Gordon Campbell | Parliament TV | Parliament Today | News Video | Crime | Employers | Housing | Immigration | Legal | Local Govt. | Maori | Welfare | Unions | Youth | Search

 


MPs pay rise hard to swallow

MPs pay rise hard to swallow

The Public Service Association says Parliamentary Services staff will find a pay rise for MPs particularly hard to swallow.

The Remuneration Authority has confirmed MPs are likely to receive a pay rise of 1.5% which will be backdated to July 1st, meaning they will end up with a lump sum payment worth thousands of dollars.

PSA National Secretary Brenda Pilott says a thought needs to be spared for Parliamentary Services staff, many of whom work directly for MPs. They haven’t had a pay rise for three years and are currently battling to get an increase.

“They are consistently being told by Parliamentary Services that there is no money in the pot for pay increases yet MPs get a pay rise and a backdated lump sum without even trying. It’s an injustice which MPs should seek to remedy.”

The backdating of the increase also exposes a clear double standard.

“The days of backdated pay in the public sector are long gone with government departments being given a clear message not to backdate any pay increases agreed to in collective agreements. For that reason it is galling to see the Prime Minister and other MPs set to have their pockets lined with thousands of dollars in backpay.”

“While everyone deserves a pay rise, it doesn’t sit well to see MPs getting an increase while public sector workers have faced thousands of job cuts in the name of austerity, are constantly being told to tighten their belts and have to fight tooth and nail to achieve any wage movement at all.”

© Scoop Media

 
 
 
 
 
Parliament Headlines | Politics Headlines | Regional Headlines

 

Labour's 'Future Of Work': Major Reform Of Careers And Apprenticeships

The next Labour Government will transform careers advice in high schools to ensure every student has a personalised career plan, Leader of the Opposition Andrew Little says. More>>

ALSO:

State Investments Management: Treasury Likes IRD, Not Education Or Corrections

The Inland Revenue Department has scored an 'A' in the first tranche of the Treasury's investor confidence rating for state agencies that manage significant Crown investments and assets, gaining greater autonomy as a result, while the Corrections and Education ministries gained a 'C' rating. More>>

ALSO:

Govt Goal: NZ To Be "Predator Free" By 2050

Prime Minister John Key has today announced the Government has adopted the goal of New Zealand becoming Predator Free by 2050... “That’s why we have adopted this goal.

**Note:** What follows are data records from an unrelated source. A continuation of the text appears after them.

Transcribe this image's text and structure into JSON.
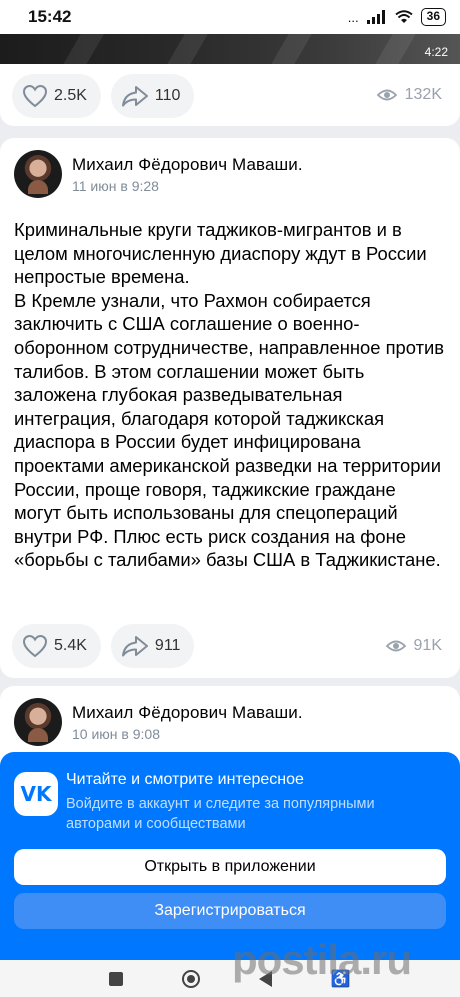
{
  "status_bar": {
    "time": "15:42",
    "battery": "36",
    "network": "...",
    "signal_icon": "signal-bars-icon",
    "wifi_icon": "wifi-icon"
  },
  "video": {
    "duration": "4:22"
  },
  "post1": {
    "likes": "2.5K",
    "shares": "110",
    "views": "132K"
  },
  "post2": {
    "author": "Михаил Фёдорович Маваши.",
    "date": "11 июн в 9:28",
    "text": "Криминальные круги таджиков-мигрантов и в целом многочисленную диаспору ждут в России непростые времена.\nВ Кремле узнали, что Рахмон собирается заключить с США соглашение о военно-оборонном сотрудничестве, направленное против талибов. В этом соглашении может быть заложена глубокая разведывательная интеграция, благодаря которой таджикская диаспора в России будет инфицирована проектами американской разведки на территории России, проще говоря, таджикские граждане могут быть использованы для спецопераций внутри РФ. Плюс есть риск создания на фоне «борьбы с талибами» базы США в Таджикистане.",
    "likes": "5.4K",
    "shares": "911",
    "views": "91K"
  },
  "post3": {
    "author": "Михаил Фёдорович Маваши.",
    "date": "10 июн в 9:08"
  },
  "sheet": {
    "logo": "VK",
    "title": "Читайте и смотрите интересное",
    "subtitle": "Войдите в аккаунт и следите за популярными авторами и сообществами",
    "open_app": "Открыть в приложении",
    "register": "Зарегистрироваться"
  },
  "watermark": "postila.ru",
  "colors": {
    "vk_blue": "#0077ff",
    "muted": "#818c99",
    "background": "#ebedf0"
  }
}
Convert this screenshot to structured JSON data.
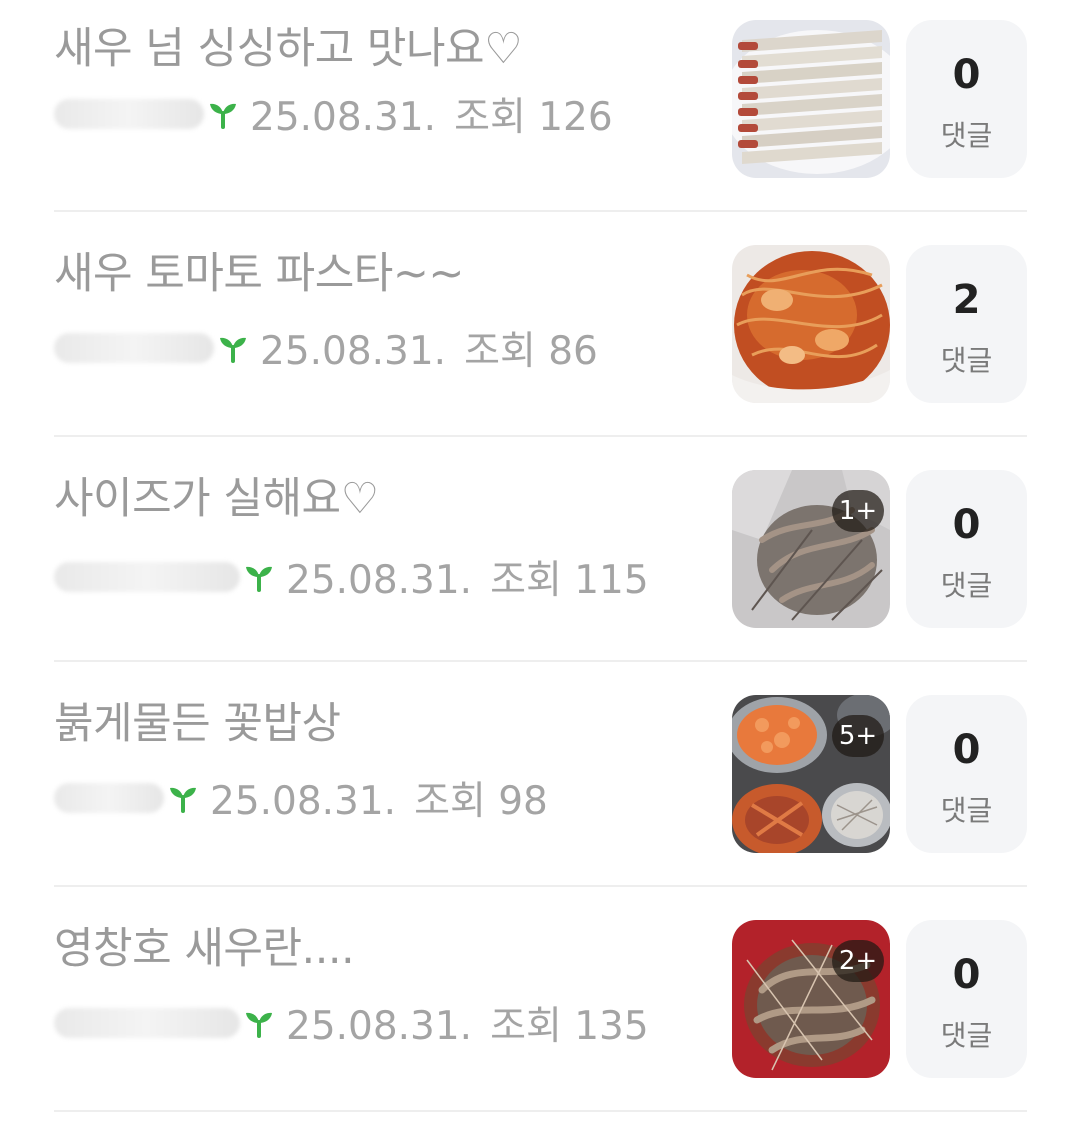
{
  "posts": [
    {
      "title": "새우 넘 싱싱하고 맛나요♡",
      "date": "25.08.31.",
      "views": "조회 126",
      "image_count": "",
      "comment_count": "0",
      "comment_label": "댓글",
      "image": "shrimp-raw-plate"
    },
    {
      "title": "새우 토마토 파스타~~",
      "date": "25.08.31.",
      "views": "조회 86",
      "image_count": "",
      "comment_count": "2",
      "comment_label": "댓글",
      "image": "tomato-pasta"
    },
    {
      "title": "사이즈가 실해요♡",
      "date": "25.08.31.",
      "views": "조회 115",
      "image_count": "1+",
      "comment_count": "0",
      "comment_label": "댓글",
      "image": "shrimp-bag"
    },
    {
      "title": "붉게물든 꽃밥상",
      "date": "25.08.31.",
      "views": "조회 98",
      "image_count": "5+",
      "comment_count": "0",
      "comment_label": "댓글",
      "image": "seafood-table"
    },
    {
      "title": "영창호 새우란....",
      "date": "25.08.31.",
      "views": "조회 135",
      "image_count": "2+",
      "comment_count": "0",
      "comment_label": "댓글",
      "image": "shrimp-red-basin"
    }
  ],
  "colors": {
    "title": "#9a9a9a",
    "meta": "#a4a4a4",
    "sprout": "#3cb24a",
    "comment_bg": "#f4f5f7"
  },
  "icons": {
    "level": "sprout-icon"
  }
}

Our ambition is that by 2050 every single part of New Zealand will be completely free of rats, stoats and possums." More>>

ALSO:

Gordon Campbell: On The IOC’s Treatment Of Russian Sport, And Lone Wolf Terrorism

A blanket ban on Russian athletes would also have exposed the IOC to criticism that its treatment of Russia would have been marked contrast to its treatment say, of the track and field team from Kenya – a country about which the IOC has very similar doping concerns. More>>

ALSO:

Sounds Like A Plan: Auckland Council Receives Unitary Plan Recommendations

A key milestone in New Zealand planning history was reached today when the Independent Hearings Panel delivered the reports containing its recommendations on the Proposed Auckland Unitary Plan. More>>

ALSO:

National Park Expansion: Forests And Coast Of Kahurangi Protected

Five parcels of high value land totalling more than 890 hectares have been formally gazetted as part of the National Park. More>>

ALSO:

PPP Go-Ahead: SkyPath Gets Unanimous Support

Auckland’s SkyPath project has been given the go-ahead to be delivered through a public private partnership, after a unanimous decision at today’s Finance and Performance Committee. More>>

ALSO:

Gordon Campbell: On The Reserve Bank, The UN Shortlist, And Trump

Can there really be there any link between the US presidential elections and yesterday’s RBNZ signals on interest rates and the NZ dollar? Well, maybe. And it would be this: the improving US economy is reportedly putting a tailwind behind the US dollar, and rendering the actions of our Reserve Bank virtually irrelevant. More>>

ALSO:

Gordon Campbell: On What John Key Should Be Asking Joe Biden

No doubt, US Vice-President Joe Biden will be updating Prime Minister John Key on the chances of a TPP vote taking place in the ‘ lame duck’ session of Congress that’s held between the November’s election and the inauguration of a new President in January. More>>

ALSO:

Get More From Scoop

 

LATEST HEADLINES

 
 
 
 
 
 
 
 
 
Politics
Search Scoop  
 
 
Powered by Vodafone
NZ independent news